fly. Planning gets you ahead, but making choices in the heat of the moment is
just as important. This dichotomy makes Sanctum 2 some of the most fun I've had
with a tower defense game in a long time.
Sanctum 2 forces tactical thought at every turn. It starts
with tower placement, which helps prevent the enemy from breaking through to
the core you're defending. With each level and wave, you have a certain amount
of towers to place. These tower mazes prolong enemies' trek to your core, while
special towers damage the monsters; slow-firing lightning towers, quick Gatling
turrets, and mine-producing towers are all part of your arsenal. Each of these
is effective against a different type of enemy, so you must choose your loadout
While you can see the different enemies appearing in each
wave, the short time between waves forces you to rapidly execute a plan of
action, intensifying the challenge. A big part of Sanctum 2's fun comes from
discovering new ways to stall enemies' path to the core with labyrinths, or
placing deadly combinations of attacking towers and watching the enemies fall
like dominos. I loved crafting paths and the resource management aspect tested
my mind constantly, keeping my head in the game.
Once enemies start appearing the field, the towers control
themselves and you must use the only other resource at your fingertips: guns.
Each of the four selectable characters comes with a unique advantage and gun
type. Playing stages - even if they end in failure - levels you up, unlocking
more guns, towers, and perks. Character perks provide an edge, like giving you
40 percent more damage to enemy weak spots or healing your core after every
round. The gunplay is smooth, and deciding where to focus your firepower becomes
just as important as tower placement. For instance, some of the larger enemies
have high HP, and draining them before they get to the core is essential
because your towers alone just aren't enough for the job.
The campaign can be conquered in single-player or via online
co-op. Both have strengths and weaknesses. I had the most fun playing with a
group, especially in the late waves when complete pandemonium hits and the
enemy spawning seems endless. The intensity of the fight is so much greater
with others by your side. Levels are easier to take down with a group, but coordinating
tower placement with others is more difficult. It becomes a free-for-all as to
who picks up the resources for towers. If one person in the party isn't on the
same page and takes the towers, it can cost the team victory.
Sanctum 2 does a lot right, but it does make small missteps.
Sometimes I would get stuck in the environment and struggle to get free. And
while it's extremely accessible, sometimes finding the perfect strategy
requires too much trial-and-error. Tower placement often dictates success, even
if you're an expert gunner. In levels with 10 or more waves, a single mistake
with your towers in wave 5 can cost you everything. Sanctum 2 is definitely for
those who love experimenting and can handle a loss, as long as it teaches a
lesson.

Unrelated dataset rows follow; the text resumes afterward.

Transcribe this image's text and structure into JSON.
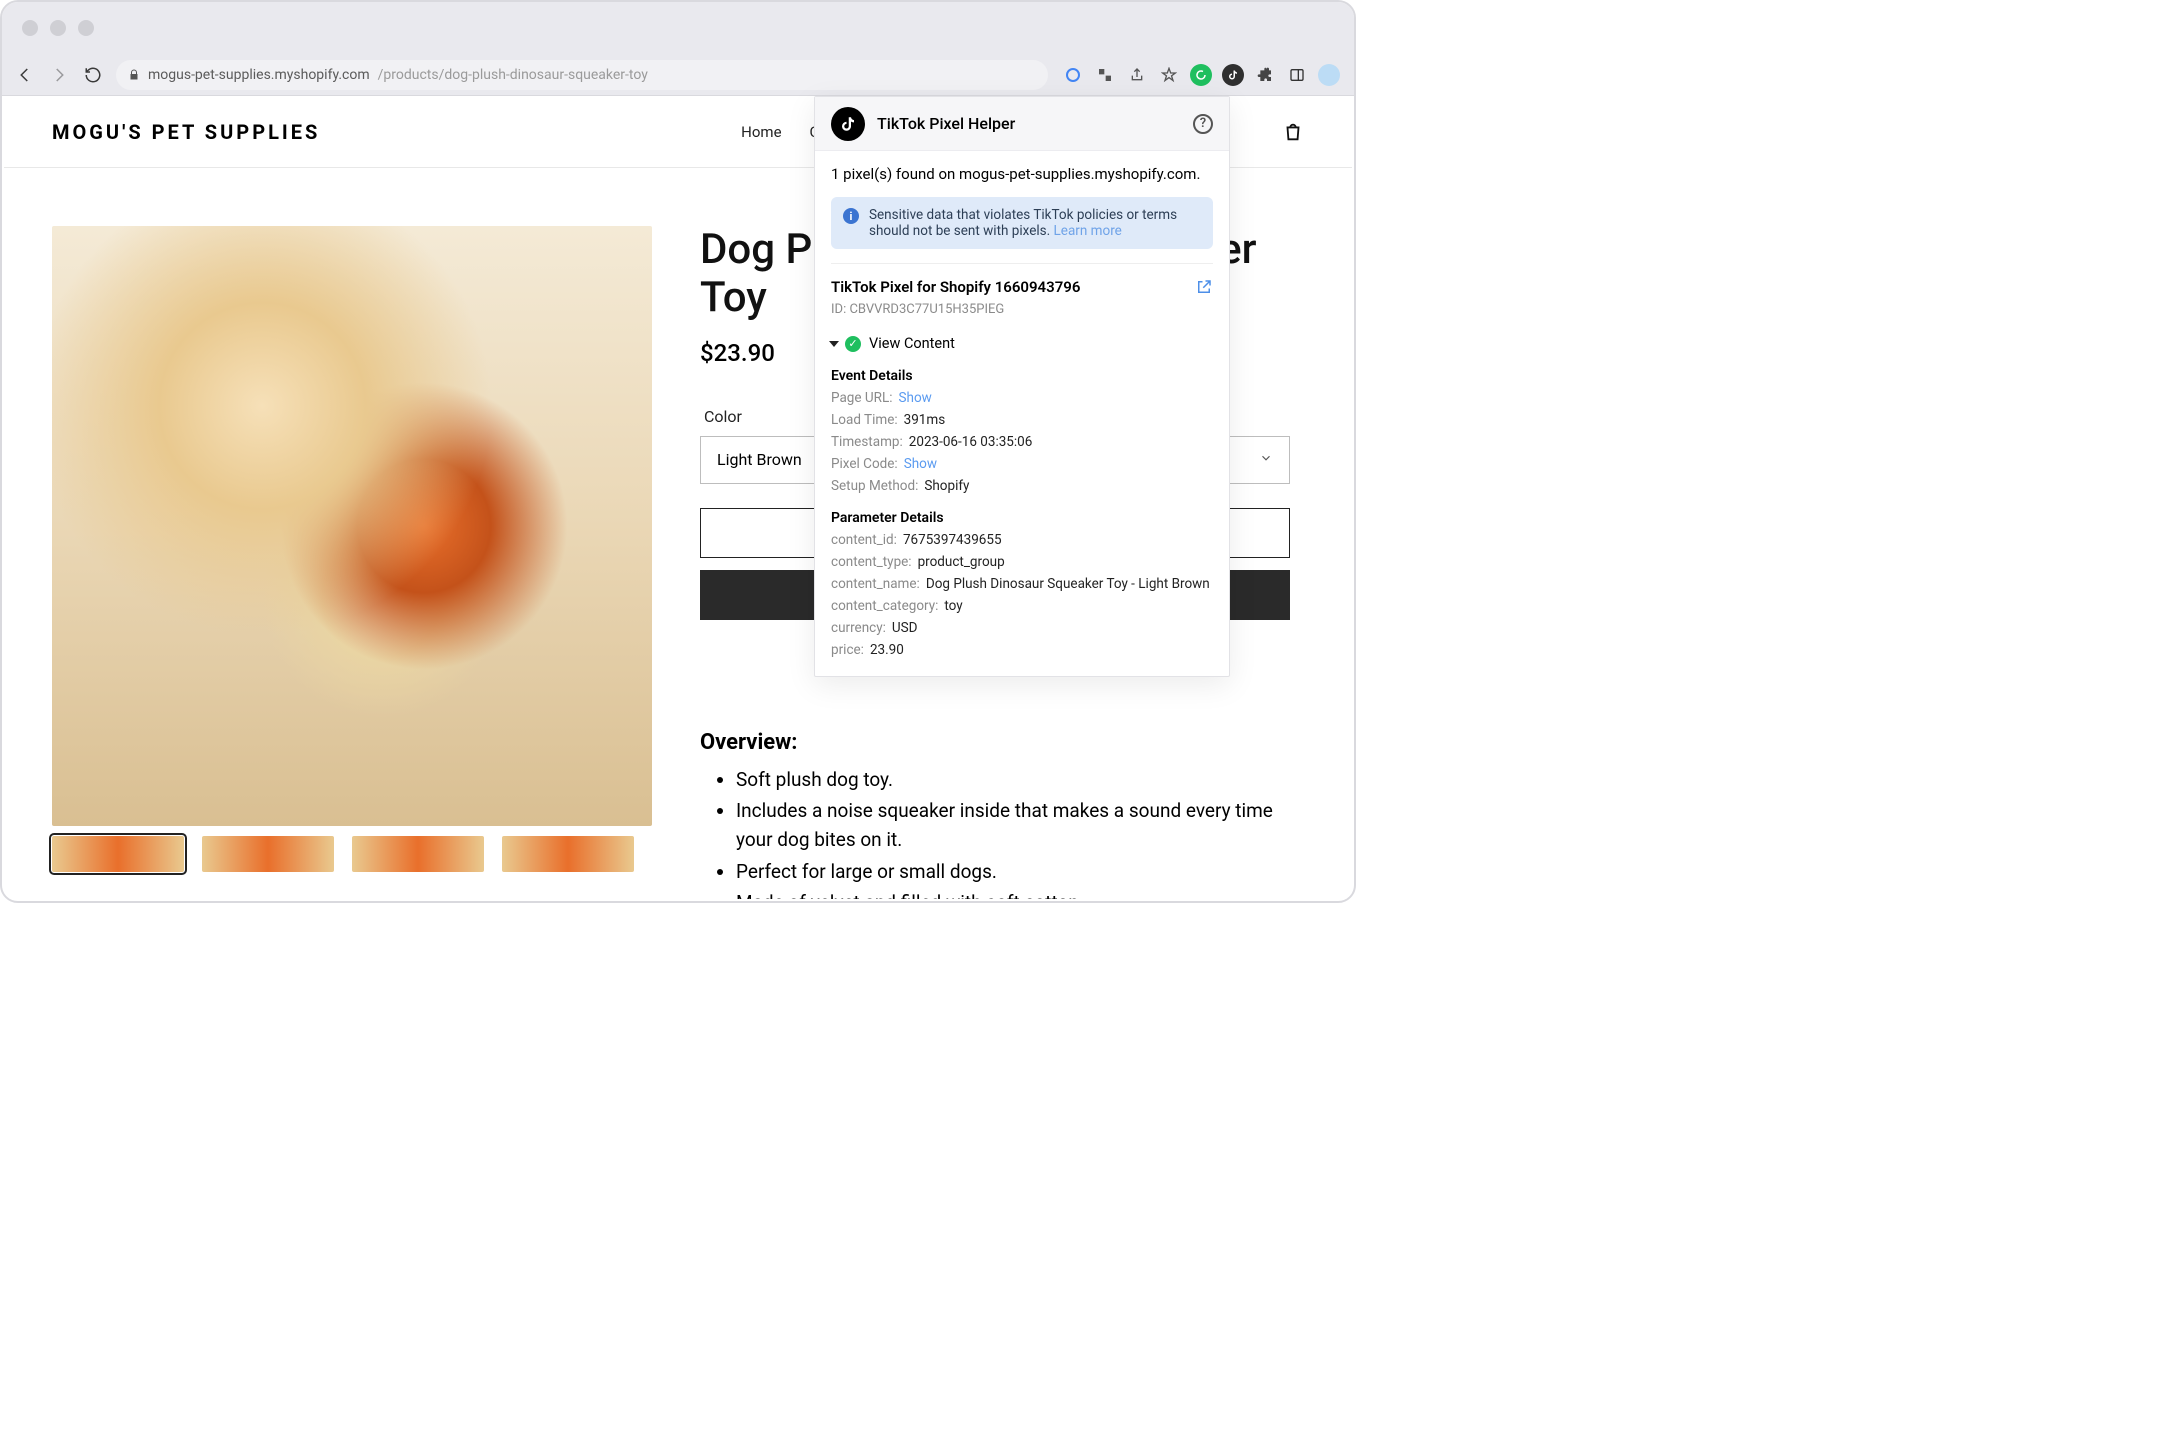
{
  "browser": {
    "url_host": "mogus-pet-supplies.myshopify.com",
    "url_path": "/products/dog-plush-dinosaur-squeaker-toy"
  },
  "site": {
    "brand": "MOGU'S PET SUPPLIES",
    "nav": {
      "home": "Home",
      "catalog": "Catalog"
    }
  },
  "product": {
    "title": "Dog Plush Dinosaur Squeaker Toy",
    "title_visible": "Dog Pl\nToy",
    "price": "$23.90",
    "color_label": "Color",
    "color_value": "Light Brown",
    "overview_heading": "Overview:",
    "overview": [
      "Soft plush dog toy.",
      "Includes a noise squeaker inside that makes a sound every time your dog bites on it.",
      "Perfect for large or small dogs.",
      "Made of velvet and filled with soft cotton."
    ]
  },
  "panel": {
    "title": "TikTok Pixel Helper",
    "found_text": "1 pixel(s) found on mogus-pet-supplies.myshopify.com.",
    "banner_text": "Sensitive data that violates TikTok policies or terms should not be sent with pixels.",
    "banner_link": "Learn more",
    "pixel_name": "TikTok Pixel for Shopify 1660943796",
    "pixel_id_label": "ID:",
    "pixel_id": "CBVVRD3C77U15H35PIEG",
    "event_name": "View Content",
    "event_details_heading": "Event Details",
    "event_details": {
      "page_url_label": "Page URL:",
      "page_url_value": "Show",
      "load_time_label": "Load Time:",
      "load_time_value": "391ms",
      "timestamp_label": "Timestamp:",
      "timestamp_value": "2023-06-16 03:35:06",
      "pixel_code_label": "Pixel Code:",
      "pixel_code_value": "Show",
      "setup_label": "Setup Method:",
      "setup_value": "Shopify"
    },
    "param_heading": "Parameter Details",
    "params": {
      "content_id_label": "content_id:",
      "content_id_value": "7675397439655",
      "content_type_label": "content_type:",
      "content_type_value": "product_group",
      "content_name_label": "content_name:",
      "content_name_value": "Dog Plush Dinosaur Squeaker Toy - Light Brown",
      "content_category_label": "content_category:",
      "content_category_value": "toy",
      "currency_label": "currency:",
      "currency_value": "USD",
      "price_label": "price:",
      "price_value": "23.90"
    }
  }
}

I didn't mind learning from my mistakes, but it can be tough when you have
to see some of the same levels several times while correcting the error of your
Sanctum 2 shines brightest when it's forcing you to think
and consider all the options it places in front of you, from tower choice to
which enemies to gun down to what perks are the most advantageous. Being tested
on and off the battlefield with my decisions kept me constantly picking my
brain. For those who enjoy tapping into new creative ways for victory, Sanctum
2 doesn't disappoint.
Email the author Kimberley Wallace, or follow on Twitter, and Game Informer.